PDF Menu

PDF menus are bad. Period. They require website visitors to download the PDF file before viewing. This takes extra time and is never optimized for the screen the user is viewing the menu on. It is especially bad on mobile phones which require users to enlarge specific areas of the PDF to try to read the menu. Remember, the number one goal of your website is to allow users to find the information they are looking for as quickly and easily as possible. PDF menus are also bad for SEO as most of the content in PDF files are not readable by search engines like Google.

Outdated Information

Keeping your website up-to-date should be a no-brainer. But, apparently, it’s not. We’ve even seen sites with owner bios that were previous owners who sold the business several years ago. Contact information, specials, menus, and even photography should be kept up to date, but nothing is more important than your hours. It’s not hard to lose customers if your website says you’re open and they show up to find a ‘closed’ sign.
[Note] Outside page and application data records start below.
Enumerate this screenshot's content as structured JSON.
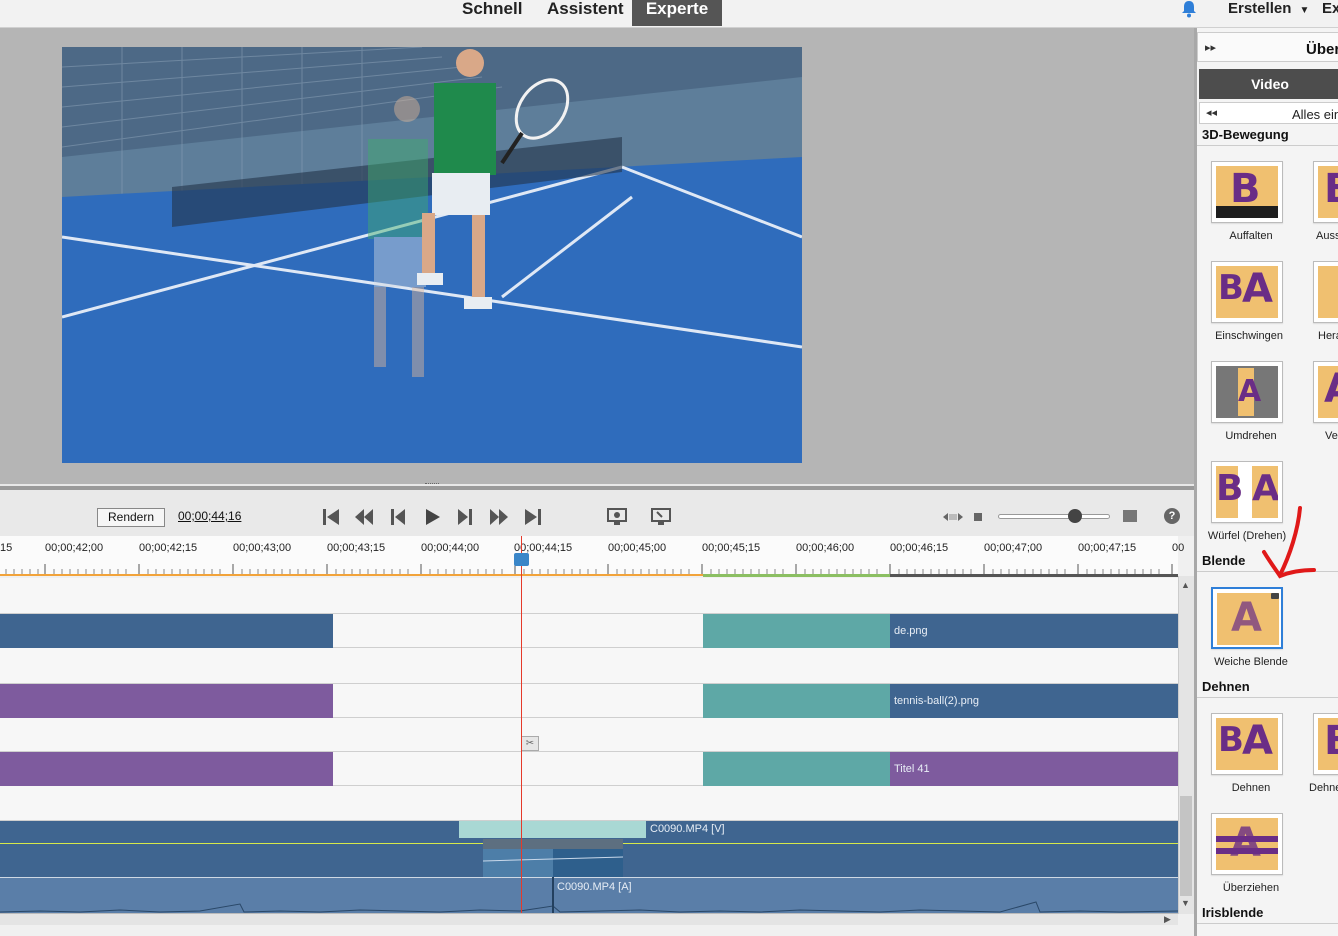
{
  "topbar": {
    "tabs": [
      {
        "label": "Schnell"
      },
      {
        "label": "Assistent"
      },
      {
        "label": "Experte",
        "active": true
      }
    ],
    "create_label": "Erstellen",
    "export_label": "Ex"
  },
  "monitor": {
    "grip": "·····"
  },
  "transport": {
    "render_label": "Rendern",
    "timecode": "00;00;44;16",
    "help_label": "?"
  },
  "timeline": {
    "ruler_labels": [
      "15",
      "00;00;42;00",
      "00;00;42;15",
      "00;00;43;00",
      "00;00;43;15",
      "00;00;44;00",
      "00;00;44;15",
      "00;00;45;00",
      "00;00;45;15",
      "00;00;46;00",
      "00;00;46;15",
      "00;00;47;00",
      "00;00;47;15",
      "00"
    ],
    "clips": {
      "png_clip": "de.png",
      "ball_clip": "tennis-ball(2).png",
      "title_clip": "Titel 41",
      "video_clip": "C0090.MP4 [V]",
      "audio_clip": "C0090.MP4 [A]"
    },
    "colors": {
      "blue": "#3f6590",
      "purple": "#7e5b9e",
      "teal": "#5ea8a6",
      "playhead": "#e53a2a"
    }
  },
  "panel": {
    "title": "Über",
    "video_tab": "Video",
    "filter_label": "Alles ein",
    "categories": {
      "motion3d": "3D-Bewegung",
      "dissolve": "Blende",
      "stretch": "Dehnen",
      "iris": "Irisblende"
    },
    "items": {
      "auffalten": "Auffalten",
      "auss": "Auss",
      "einschwingen": "Einschwingen",
      "hera": "Hera",
      "umdrehen": "Umdrehen",
      "ve": "Ve",
      "wuerfel": "Würfel (Drehen)",
      "weiche_blende": "Weiche Blende",
      "dehnen": "Dehnen",
      "dehne": "Dehne",
      "ueberziehen": "Überziehen"
    }
  }
}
Studies show that 65% of people never return after a bad experience. Also, make sure your all of your listings like Google My Business page and Yelp page are up to date.

No Basic SEO

In order for people to find your restaurant, you need to have at least some basic SEO (Search Engine Optimization). SEO is a specialty and most designers don’t include extensive SEO. But, like us, many do include the basics. What are those? Glad you asked. Each page should have a title and description relative to the content of the page. If your site is on the WordPress platform (and why wouldn’t it be?) there is a great plug-in called Yoast SEO that makes it easy to write a unique title and description for each page. You can also read our article about optimizing for local SEO.
7 Sins of Restaurant Websites - no SEO

SEO, especially local SEO makes sure your restaurant is found when people are searching in the area.

Unfortunately, the list goes on for restaurant websites. So, don’t be a sinner. Though, not all of these are quick and easy to fix, if you take care of these 7 mistakes you will be ahead of the majority of your competition.